Lesson two: Angels do intervene. Kathy was in the cafeteria when the bombs (yes two big gas grill propane tanks, a prime and a back up) which, had either exploded, would have created a fireball sucking out all of the oxygen and killing every living thing in the cafeteria, were set to go off, being within a dozen feet of them.

It is getting old being the poster child of the consequences of evil entering our nation’s classrooms. I believe as Kathy said aloud, the murders took 12 jurors and a judge with them to the other side and stopped the killing. This is the second major stir-up over this we’ve been through since last April. I hope there are no more hullabaloo’s coming, but we are prepared to do whatever we need to deal with the trauma and continue on with our lives.

December 22, 1999: For me the biggest frustration of last week was the delay and taking finals. Columbine was closed after a student received a threat over the Internet.  She turned it over to the media and the police, and the authority shut down school Thursday, day two of finals, and Friday the make up day. Kathy was scheduled to take her English, biology and algebra final on Thursday. She was on the cusp between two grades in math, as Liz was in physics, a Thursday final for her.

Liz really only applied to one school, BYU and of course that is a highly competitive situation.
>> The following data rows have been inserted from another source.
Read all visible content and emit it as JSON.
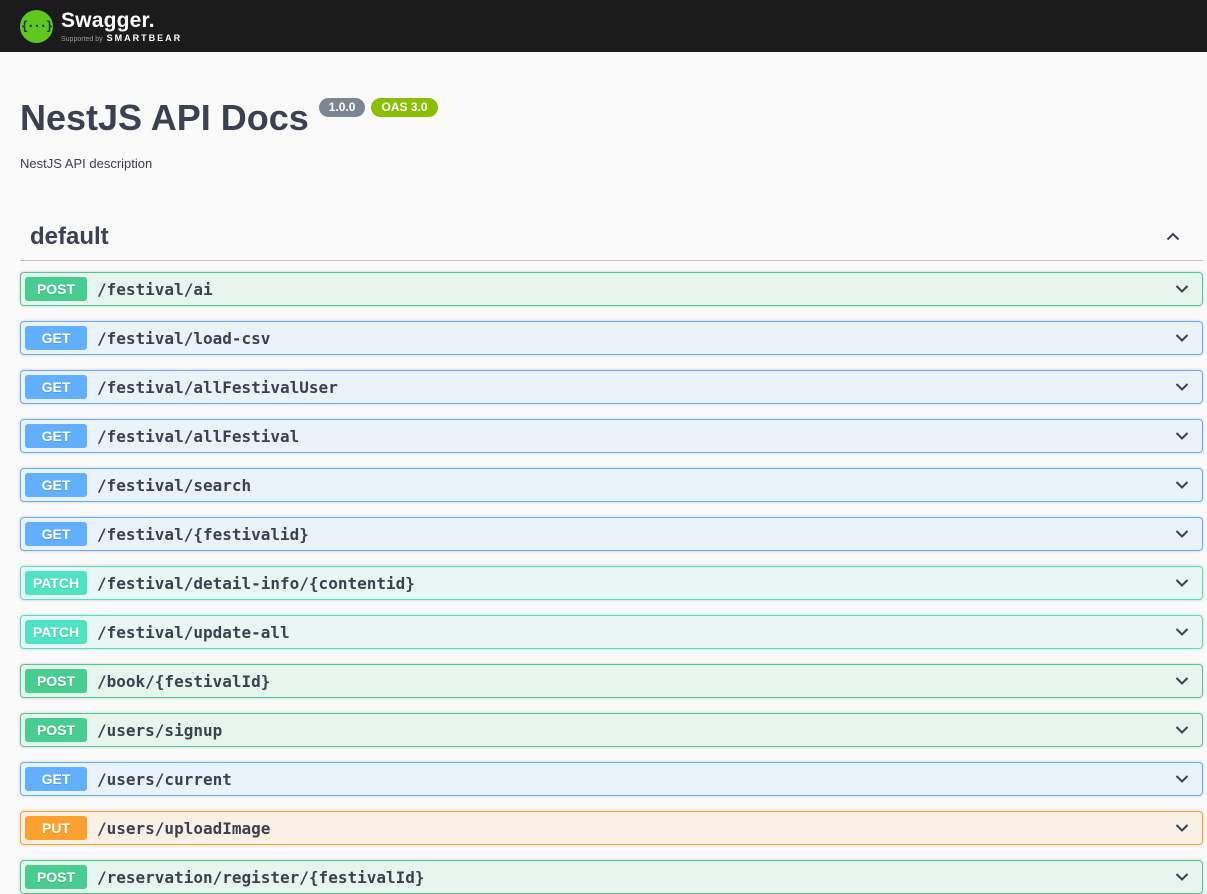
{
  "topbar": {
    "logo_glyph": "{···}",
    "logo_text": "Swagger.",
    "supported_by": "Supported by",
    "brand": "SMARTBEAR",
    "bar_color": "#1b1b1b",
    "logo_green": "#5fc71e"
  },
  "info": {
    "title": "NestJS API Docs",
    "version_badge": "1.0.0",
    "oas_badge": "OAS 3.0",
    "description": "NestJS API description",
    "version_badge_color": "#7d8492",
    "oas_badge_color": "#89bf04"
  },
  "section": {
    "name": "default",
    "expanded": true
  },
  "endpoints": [
    {
      "method": "POST",
      "path": "/festival/ai"
    },
    {
      "method": "GET",
      "path": "/festival/load-csv"
    },
    {
      "method": "GET",
      "path": "/festival/allFestivalUser"
    },
    {
      "method": "GET",
      "path": "/festival/allFestival"
    },
    {
      "method": "GET",
      "path": "/festival/search"
    },
    {
      "method": "GET",
      "path": "/festival/{festivalid}"
    },
    {
      "method": "PATCH",
      "path": "/festival/detail-info/{contentid}"
    },
    {
      "method": "PATCH",
      "path": "/festival/update-all"
    },
    {
      "method": "POST",
      "path": "/book/{festivalId}"
    },
    {
      "method": "POST",
      "path": "/users/signup"
    },
    {
      "method": "GET",
      "path": "/users/current"
    },
    {
      "method": "PUT",
      "path": "/users/uploadImage"
    },
    {
      "method": "POST",
      "path": "/reservation/register/{festivalId}"
    }
  ],
  "method_colors": {
    "POST": "#49cc90",
    "GET": "#61affe",
    "PATCH": "#50e3c2",
    "PUT": "#fca130"
  },
  "ui_colors": {
    "text": "#3b4151",
    "page_background": "#fafafa"
  }
}
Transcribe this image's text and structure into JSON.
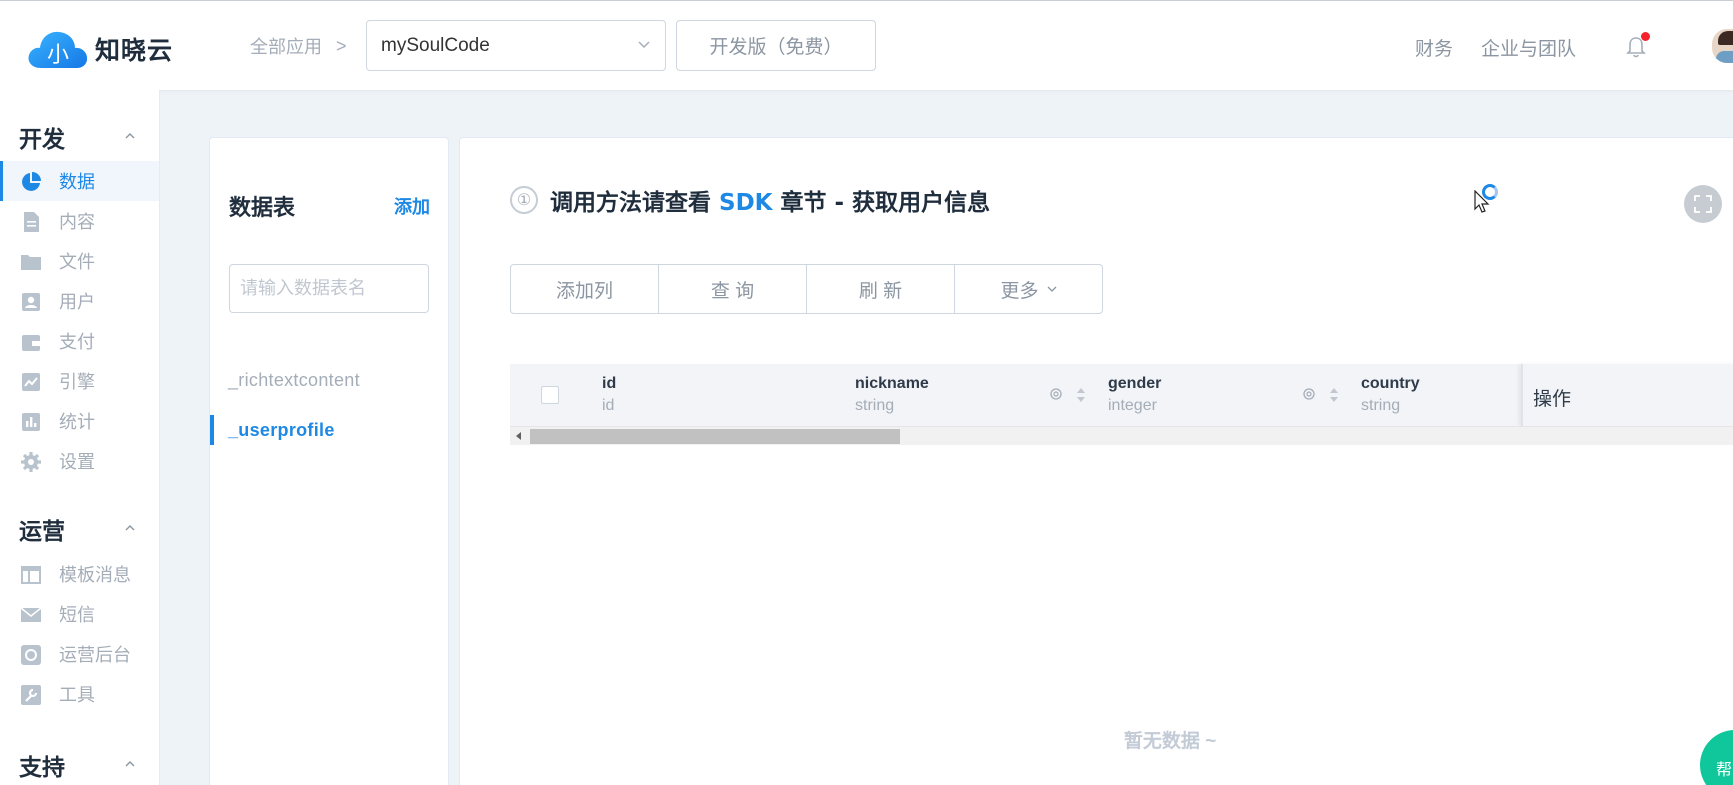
{
  "brand": {
    "name": "知晓云",
    "logo_glyph": "小",
    "brand_color": "#1e88e5"
  },
  "header": {
    "breadcrumb": "全部应用",
    "breadcrumb_separator": ">",
    "app_selected": "mySoulCode",
    "plan_label": "开发版（免费）",
    "links": [
      "财务",
      "企业与团队"
    ],
    "notification_icon": "bell-icon",
    "has_unread": true
  },
  "sidebar": {
    "sections": [
      {
        "title": "开发",
        "items": [
          {
            "label": "数据",
            "icon": "pie-chart-icon",
            "active": true
          },
          {
            "label": "内容",
            "icon": "document-icon"
          },
          {
            "label": "文件",
            "icon": "folder-icon"
          },
          {
            "label": "用户",
            "icon": "user-card-icon"
          },
          {
            "label": "支付",
            "icon": "wallet-icon"
          },
          {
            "label": "引擎",
            "icon": "trend-chart-icon"
          },
          {
            "label": "统计",
            "icon": "bar-chart-icon"
          },
          {
            "label": "设置",
            "icon": "gear-icon"
          }
        ]
      },
      {
        "title": "运营",
        "items": [
          {
            "label": "模板消息",
            "icon": "template-icon"
          },
          {
            "label": "短信",
            "icon": "mail-icon"
          },
          {
            "label": "运营后台",
            "icon": "operations-icon"
          },
          {
            "label": "工具",
            "icon": "wrench-icon"
          }
        ]
      },
      {
        "title": "支持",
        "items": []
      }
    ]
  },
  "tables_panel": {
    "title": "数据表",
    "add_label": "添加",
    "search_placeholder": "请输入数据表名",
    "tables": [
      {
        "name": "_richtextcontent",
        "active": false
      },
      {
        "name": "_userprofile",
        "active": true
      }
    ]
  },
  "main": {
    "info_icon": "①",
    "info_prefix": "调用方法请查看",
    "info_sdk": "SDK",
    "info_suffix": "章节 - 获取用户信息",
    "toolbar": {
      "add_column": "添加列",
      "query": "查 询",
      "refresh": "刷 新",
      "more": "更多"
    },
    "columns": [
      {
        "name": "id",
        "type": "id"
      },
      {
        "name": "nickname",
        "type": "string"
      },
      {
        "name": "gender",
        "type": "integer"
      },
      {
        "name": "country",
        "type": "string"
      }
    ],
    "ops_label": "操作",
    "empty_text": "暂无数据 ~",
    "help_label": "帮"
  }
}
I forecast that finals would be delayed until the second week of January and then it would take time to compute, and send out the first semester grades, making information about her being accepted or not at the Y delayed until well into February. On Monday came a godsend. Liz is formally accepted to be part of a freshman class in August 2000 at the Y. She is a great kid, with many talents who has earned this opportunity.

I have grieved a great deal over the events and fallout at Columbine since April 20, but Monday was the first time I really, truly sobbed and they were tears of relief from tension and a thankfulness I assure you. I just asked Kathy, who is consulting with me as I write, what else I should say. She said “But we are all recovering from the 20th.” I believe that is true. We continue to be amazed at the attention the sadness has generated and frankly are very tired of selling magazines, newspapers, and newscasts. A local columnist editorialized that our community should have particular gratitude this holiday season that we have so many of our combined students here to love and enjoy. The media refuses to acknowledge it, but I have spoken to no parent of a Columbine student who doesn’t attest to divine intervention and angelic protection on that awful day last spring.

April 22, 2000: It was fun to have family around. The whole thing at Columbine is almost oppressive. It takes disappearing from it for a while to have a sense of relief. My family came to support us on the 1-year anniversary with virtually no notice, just to support me and our kids. That is very reassuring. Thank goodness for families.


Eileen worked through much of her Columbine grief in the garden. Turning soil, dropping pavers and moving dirt, she built beautiful, red sandstone rose gardens in the front and back yard of the family home on Pierce Way. She was also the editor of the book, ‘Surviving Columbine: How Faith Helps us Heal when Tragedy Strikes’ as well as a champion of Kathy’s project Resilient Hope, a resource for those affected by trauma. Eileen passed away in late 2018 from biliary cancer.